2. It is hidden or “implicit” in the code itself, and is automatically exploited by the computer system.
3. There are several types of implicit parallelism, including instruction-level parallelism, thread-level parallelism, and data parallelism.
4. Instruction-level parallelism occurs when multiple instructions can be executed simultaneously or in a pipeline.
5. Thread-level parallelism occurs when multiple threads of execution can be created and run concurrently, such as in a multi-threaded program.
6. Data parallelism occurs when a single instruction operates on multiple data items simultaneously, such as in vector operations or matrix multiplication.
7. Implicit parallelism can be exploited by modern processors and computer systems to improve performance and efficiency.
8. However, it can also be challenging to program for and optimize, as the parallelism is not always visible or easy to control.
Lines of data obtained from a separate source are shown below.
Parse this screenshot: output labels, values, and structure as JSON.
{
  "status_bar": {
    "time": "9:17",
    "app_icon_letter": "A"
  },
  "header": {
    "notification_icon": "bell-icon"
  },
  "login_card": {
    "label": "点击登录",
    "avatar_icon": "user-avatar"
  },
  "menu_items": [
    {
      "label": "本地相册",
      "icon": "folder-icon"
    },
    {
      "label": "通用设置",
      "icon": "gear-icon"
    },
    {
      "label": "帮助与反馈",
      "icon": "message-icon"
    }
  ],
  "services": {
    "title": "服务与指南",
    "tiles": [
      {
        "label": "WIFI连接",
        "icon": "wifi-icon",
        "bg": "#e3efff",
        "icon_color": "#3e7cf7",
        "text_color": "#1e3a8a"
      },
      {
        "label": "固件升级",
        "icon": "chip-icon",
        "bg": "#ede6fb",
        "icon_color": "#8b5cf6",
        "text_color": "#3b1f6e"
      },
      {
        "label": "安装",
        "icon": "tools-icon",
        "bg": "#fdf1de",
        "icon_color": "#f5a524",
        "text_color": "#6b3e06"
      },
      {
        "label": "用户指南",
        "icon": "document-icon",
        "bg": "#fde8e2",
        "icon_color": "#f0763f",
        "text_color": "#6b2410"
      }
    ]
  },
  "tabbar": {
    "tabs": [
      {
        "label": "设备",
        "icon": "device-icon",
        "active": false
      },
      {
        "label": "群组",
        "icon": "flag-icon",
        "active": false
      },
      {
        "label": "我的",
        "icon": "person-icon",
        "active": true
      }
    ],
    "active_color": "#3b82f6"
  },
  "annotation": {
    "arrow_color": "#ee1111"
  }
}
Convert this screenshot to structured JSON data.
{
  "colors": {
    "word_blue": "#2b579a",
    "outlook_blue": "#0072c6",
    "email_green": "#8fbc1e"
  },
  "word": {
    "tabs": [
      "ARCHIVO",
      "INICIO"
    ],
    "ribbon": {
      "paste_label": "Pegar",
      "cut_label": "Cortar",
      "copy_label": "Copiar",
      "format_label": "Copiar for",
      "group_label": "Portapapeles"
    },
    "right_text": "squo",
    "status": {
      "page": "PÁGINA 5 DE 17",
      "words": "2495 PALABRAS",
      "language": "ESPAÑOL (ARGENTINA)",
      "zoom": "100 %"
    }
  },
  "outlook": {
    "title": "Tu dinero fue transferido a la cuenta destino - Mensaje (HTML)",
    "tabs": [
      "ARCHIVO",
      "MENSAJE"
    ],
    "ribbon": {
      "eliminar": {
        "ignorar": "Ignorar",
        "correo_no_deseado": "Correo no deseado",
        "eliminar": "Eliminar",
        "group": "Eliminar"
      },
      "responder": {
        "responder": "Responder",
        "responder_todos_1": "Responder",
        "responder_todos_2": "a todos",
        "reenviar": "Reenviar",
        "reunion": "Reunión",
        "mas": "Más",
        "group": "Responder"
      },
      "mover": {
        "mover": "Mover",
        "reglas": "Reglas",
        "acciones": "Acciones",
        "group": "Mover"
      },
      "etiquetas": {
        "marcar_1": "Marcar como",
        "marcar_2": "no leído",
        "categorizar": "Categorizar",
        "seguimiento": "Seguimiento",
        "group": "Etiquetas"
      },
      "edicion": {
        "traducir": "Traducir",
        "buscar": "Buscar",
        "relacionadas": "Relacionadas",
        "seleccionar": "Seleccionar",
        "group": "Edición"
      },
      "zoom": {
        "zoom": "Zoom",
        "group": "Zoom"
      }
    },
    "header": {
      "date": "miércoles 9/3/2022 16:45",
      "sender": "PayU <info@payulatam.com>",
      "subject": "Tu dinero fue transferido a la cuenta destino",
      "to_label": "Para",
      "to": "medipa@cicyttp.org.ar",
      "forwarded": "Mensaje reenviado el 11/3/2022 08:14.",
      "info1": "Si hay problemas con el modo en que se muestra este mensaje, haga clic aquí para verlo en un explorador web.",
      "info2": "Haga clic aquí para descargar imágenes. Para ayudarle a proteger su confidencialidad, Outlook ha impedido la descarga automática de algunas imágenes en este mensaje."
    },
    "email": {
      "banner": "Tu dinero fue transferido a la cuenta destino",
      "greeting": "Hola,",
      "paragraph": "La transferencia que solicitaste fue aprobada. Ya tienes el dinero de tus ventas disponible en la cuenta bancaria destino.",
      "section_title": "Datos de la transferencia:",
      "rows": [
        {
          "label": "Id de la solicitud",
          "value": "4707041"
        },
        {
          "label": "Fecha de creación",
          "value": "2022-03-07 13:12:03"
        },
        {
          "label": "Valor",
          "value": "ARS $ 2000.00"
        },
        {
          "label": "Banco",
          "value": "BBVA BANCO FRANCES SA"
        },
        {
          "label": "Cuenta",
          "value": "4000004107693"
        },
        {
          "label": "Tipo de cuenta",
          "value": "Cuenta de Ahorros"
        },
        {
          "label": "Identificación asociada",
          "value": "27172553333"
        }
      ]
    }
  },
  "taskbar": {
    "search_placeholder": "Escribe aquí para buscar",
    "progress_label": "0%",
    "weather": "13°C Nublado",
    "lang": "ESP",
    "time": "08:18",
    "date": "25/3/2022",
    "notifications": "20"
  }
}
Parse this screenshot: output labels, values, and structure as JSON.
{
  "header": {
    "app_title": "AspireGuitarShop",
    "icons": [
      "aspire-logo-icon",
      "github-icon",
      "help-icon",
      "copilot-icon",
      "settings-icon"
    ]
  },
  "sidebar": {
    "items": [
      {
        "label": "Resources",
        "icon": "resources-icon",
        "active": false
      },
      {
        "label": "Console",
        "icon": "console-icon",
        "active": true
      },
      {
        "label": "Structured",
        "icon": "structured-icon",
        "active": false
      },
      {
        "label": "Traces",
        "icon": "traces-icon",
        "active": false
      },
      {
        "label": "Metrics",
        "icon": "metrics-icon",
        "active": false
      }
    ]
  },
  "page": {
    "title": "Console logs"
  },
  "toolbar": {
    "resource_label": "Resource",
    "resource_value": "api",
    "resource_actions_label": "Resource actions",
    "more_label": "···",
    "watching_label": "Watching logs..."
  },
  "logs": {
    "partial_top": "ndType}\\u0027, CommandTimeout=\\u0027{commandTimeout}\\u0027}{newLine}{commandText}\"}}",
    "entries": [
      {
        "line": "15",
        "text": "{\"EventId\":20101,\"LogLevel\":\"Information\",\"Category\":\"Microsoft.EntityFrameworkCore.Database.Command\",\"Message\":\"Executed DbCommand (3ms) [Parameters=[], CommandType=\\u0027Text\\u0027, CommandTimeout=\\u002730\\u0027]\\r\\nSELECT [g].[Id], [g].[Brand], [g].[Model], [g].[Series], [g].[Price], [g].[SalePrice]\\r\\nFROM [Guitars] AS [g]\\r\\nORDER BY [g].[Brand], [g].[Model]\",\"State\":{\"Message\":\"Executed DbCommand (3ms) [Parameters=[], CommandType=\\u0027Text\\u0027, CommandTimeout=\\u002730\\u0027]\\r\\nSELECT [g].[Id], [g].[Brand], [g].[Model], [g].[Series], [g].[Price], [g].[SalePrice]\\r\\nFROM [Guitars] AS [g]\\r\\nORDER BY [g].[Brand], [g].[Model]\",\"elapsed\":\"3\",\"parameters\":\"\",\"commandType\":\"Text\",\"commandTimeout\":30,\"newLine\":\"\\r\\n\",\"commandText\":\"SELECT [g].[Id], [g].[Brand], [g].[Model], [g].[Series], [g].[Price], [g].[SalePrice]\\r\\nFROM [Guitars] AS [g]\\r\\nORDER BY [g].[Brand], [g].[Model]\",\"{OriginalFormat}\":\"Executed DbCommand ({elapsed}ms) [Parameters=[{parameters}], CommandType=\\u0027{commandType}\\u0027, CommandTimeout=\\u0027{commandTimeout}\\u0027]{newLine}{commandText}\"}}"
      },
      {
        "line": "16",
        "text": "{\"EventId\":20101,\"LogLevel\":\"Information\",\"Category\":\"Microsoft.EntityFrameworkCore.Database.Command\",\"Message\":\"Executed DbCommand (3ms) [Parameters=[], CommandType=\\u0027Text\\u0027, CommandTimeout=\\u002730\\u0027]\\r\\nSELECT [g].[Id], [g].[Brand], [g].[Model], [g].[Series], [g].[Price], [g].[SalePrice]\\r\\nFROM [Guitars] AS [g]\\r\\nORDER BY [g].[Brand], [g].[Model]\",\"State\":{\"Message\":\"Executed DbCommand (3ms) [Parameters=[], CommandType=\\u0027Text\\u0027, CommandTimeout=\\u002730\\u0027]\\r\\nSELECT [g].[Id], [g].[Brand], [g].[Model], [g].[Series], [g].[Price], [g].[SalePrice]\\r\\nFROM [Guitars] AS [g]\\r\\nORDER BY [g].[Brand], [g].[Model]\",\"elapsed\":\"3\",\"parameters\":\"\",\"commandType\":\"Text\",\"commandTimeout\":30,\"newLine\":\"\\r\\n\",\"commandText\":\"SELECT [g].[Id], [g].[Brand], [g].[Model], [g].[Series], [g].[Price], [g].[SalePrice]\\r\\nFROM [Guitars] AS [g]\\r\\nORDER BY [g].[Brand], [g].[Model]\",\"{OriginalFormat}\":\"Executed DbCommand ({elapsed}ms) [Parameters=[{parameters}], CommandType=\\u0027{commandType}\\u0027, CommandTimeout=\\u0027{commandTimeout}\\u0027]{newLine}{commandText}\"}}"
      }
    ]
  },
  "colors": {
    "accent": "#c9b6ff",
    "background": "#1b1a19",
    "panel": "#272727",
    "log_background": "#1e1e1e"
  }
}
9. Implicit parallelism is often contrasted with explicit parallelism, which involves explicitly instructing the computer system to execute multiple tasks or operations in parallel.